It makes sense that if Temple B’nai Abraham were to have a film club, that club’s focus would be social action.
The synagogue is in Livingston now, but it was created and nurtured in Newark by Rabbi Joachim Prinz, the German-born civil rights activist who famously marched next to Dr. Martin Luther King Jr. Social action is in the community’s DNA.
Like everyone else, when the pandemic struck, the shul’s leaders scrambled to find ways to keep members engaged; they knew that isolation was damaging but physical distancing was necessary. That’s when the shul’s longtime understanding of itself — its bones, in a way — surfaced.
Ruth Ross of West Orange and her friend, Janet O. Penn of Livingston, were the heads of the shul’s social action committee. They realized that a shared experienced, even online, can be powerful. They knew that companies like Netflix were booming because just about anyone stuck at home can watch a movie.
“So Janet said, ‘Why don’t we show movies for families?’ and I said that would be a great idea,” Ms. Ross said. “I was going to pick out stories that families could watch with their kids, and I was talking with the rabbi” — that’s David Vaisberg — “and he said ‘Let’s have a film series.’ And I said let’s raise social consciousness through cinema. And he said, ‘Perfect!’
“If you have lemons, make lemonade,” Ms. Ross said.

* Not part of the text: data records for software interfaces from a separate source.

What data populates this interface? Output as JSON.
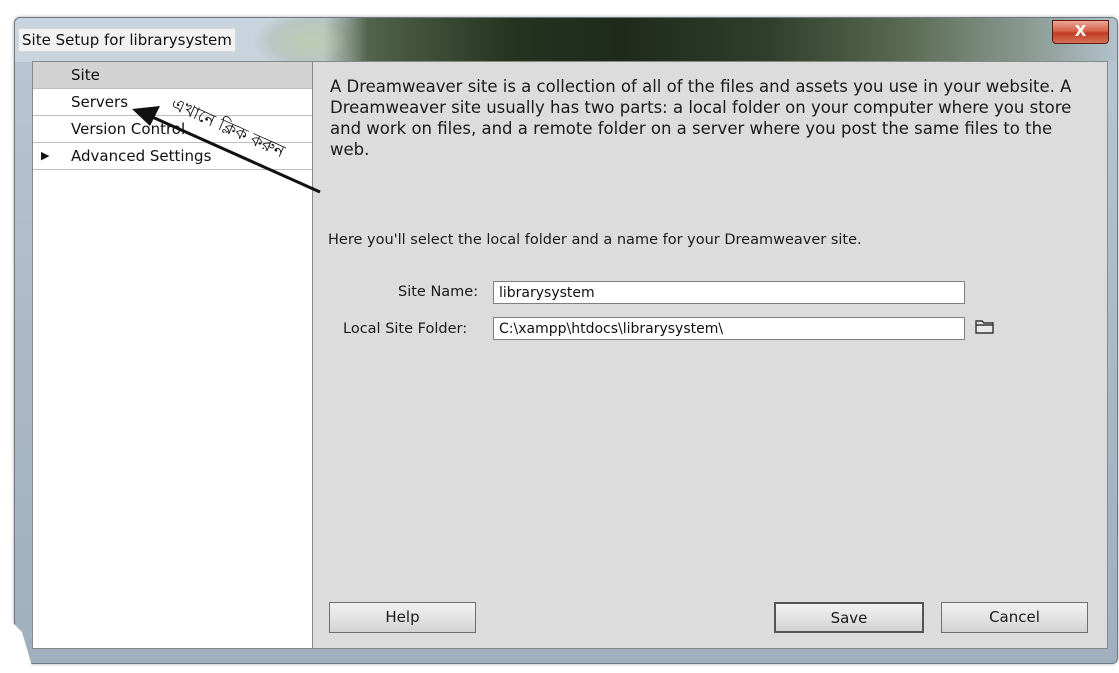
{
  "window": {
    "title": "Site Setup for librarysystem",
    "close_glyph": "X"
  },
  "nav": {
    "items": [
      {
        "label": "Site",
        "selected": true,
        "has_arrow": false
      },
      {
        "label": "Servers",
        "selected": false,
        "has_arrow": false
      },
      {
        "label": "Version Control",
        "selected": false,
        "has_arrow": false
      },
      {
        "label": "Advanced Settings",
        "selected": false,
        "has_arrow": true,
        "arrow_glyph": "▶"
      }
    ]
  },
  "annotation": {
    "text": "এখানে ক্লিক করুন"
  },
  "main": {
    "description": "A Dreamweaver site is a collection of all of the files and assets you use in your website. A Dreamweaver site usually has two parts: a local folder on your computer where you store and work on files, and a remote folder on a server where you post the same files to the web.",
    "intro": "Here you'll select the local folder and a name for your Dreamweaver site.",
    "site_name_label": "Site Name:",
    "site_name_value": "librarysystem",
    "local_folder_label": "Local Site Folder:",
    "local_folder_value": "C:\\xampp\\htdocs\\librarysystem\\",
    "folder_icon": "folder-icon"
  },
  "buttons": {
    "help": "Help",
    "save": "Save",
    "cancel": "Cancel"
  },
  "colors": {
    "close_button": "#c9462c",
    "dialog_bg": "#dcdcdc",
    "selected_nav": "#d3d3d3"
  }
}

Ms. Ross is a long-time English teacher; she’s retired now, after 34 years, many of them at Chatham High School, but the instinct to teach through words and images is a powerful one. That instinct came through. And that’s how the shul’s pandemic series, “Raising Social Consciousness Through Film: A Cinema Series Addressing Moral Issues,” began.
If you’re a real teacher, you’re a teacher for life. Your instinct to use the tools around you to help make sense of the world, both for yourself and for other people, remain. Ms. Ross and Ms. Penn — retired from a career in publishing, web design, and marketing — researched, found documentaries — almost all of them streaming on Netflix, and so readily available to just about anyone —and scheduled a discussion on one film every two weeks. Participants were asked to watch the movie first, and then show up on Zoom. Ms. Ross lead the discussion, which filtered the film’s message through a Jewish lens. “We did it over the summer, and when we announced that this was the last film, a groan went up.” They could hear it. “So after the holidays, I got back to Rabbi Vaisberg, and we embarked on a five-film series.” The first series drew about 20 screens; the second one nearly doubled that number. It conquered distance — snowbirds wintering in Florida rejoined their synagogue friends online. It wasn’t open only to members — it was advertised at the shul, but drew JCC members as well.
And most important, it opened minds.
Ms. Ross said that the films she showed included “The 13th,” about mass incarceration, and “American Factory,” about a Chinese company that bought an American auto-parts plant and rehired laid-of workers. It didn’t go well. “We found that the ways that the Chinese viewed the American workers wasn’t very complimentary,” Ms. Ross said. The film explored the two cultures’ work ethics; “it was about a collision in cultures that none of us had known anything about.” Another film was “Crip Camp,” about disability activists, the summer camp that nurtured them, and how their work, decades later, helped create the Americans with Disabilities Act. It’s got yichus — it’s executive producers are Michelle and Barack Obama. “I had a dear, beloved aunt who had polio in 1924,” Ms. Ross said. “In the camp, there was a hierarchy, and polio was the top of it.” Not that the distinction made life particularly easy. “I wish that my aunt had been around for the ADA,” she added.
In the next series, a movie called “The Bleeding Edge” looks at the medical device industry, an area that most of us have thought about more or less never. “Your hair stands on end when you learn about it,” Ms. Ross said.
The film that’s stuck with her most, though, is “A Secret Love,” about two women who lived together for 65 1/2 years at the time it was filmed; by the time one of them died, they’d been together for 70. They both fended off offers to help them find men to marry; they never admitted the truth of their relationship, but their love for each other was palpable. “It was filmed over five or six years, and we watched them age over that time,” Ms. Ross said. “We saw the love on their faces.
“We felt like we knew these two women — and one of them grew up in Moose Jaw, Saskatchewan.” In other words, there wasn’t much in common, on the surface, between the audience and the film’s subjects, but that didn’t matter. Or below the surface, it just wasn’t true.
Most of the B’nai Abraham audience is what Ms. Ross calls “of a certain age,” so the discussion was pointed. “Most of us grew up in an era when gays were closeted,” Ms. Ross said. “It was only through our children, and particularly through our grandchildren, that those us who might have been uncomfortable have been changed. So the discussion of “A Secret Love” really brought a discussion of something that might have made us uncomfortable before.”
Sometimes the first change a social action campaign has to make is in the campaigners.
The social action film series continues through the winter; register at tbanj.org.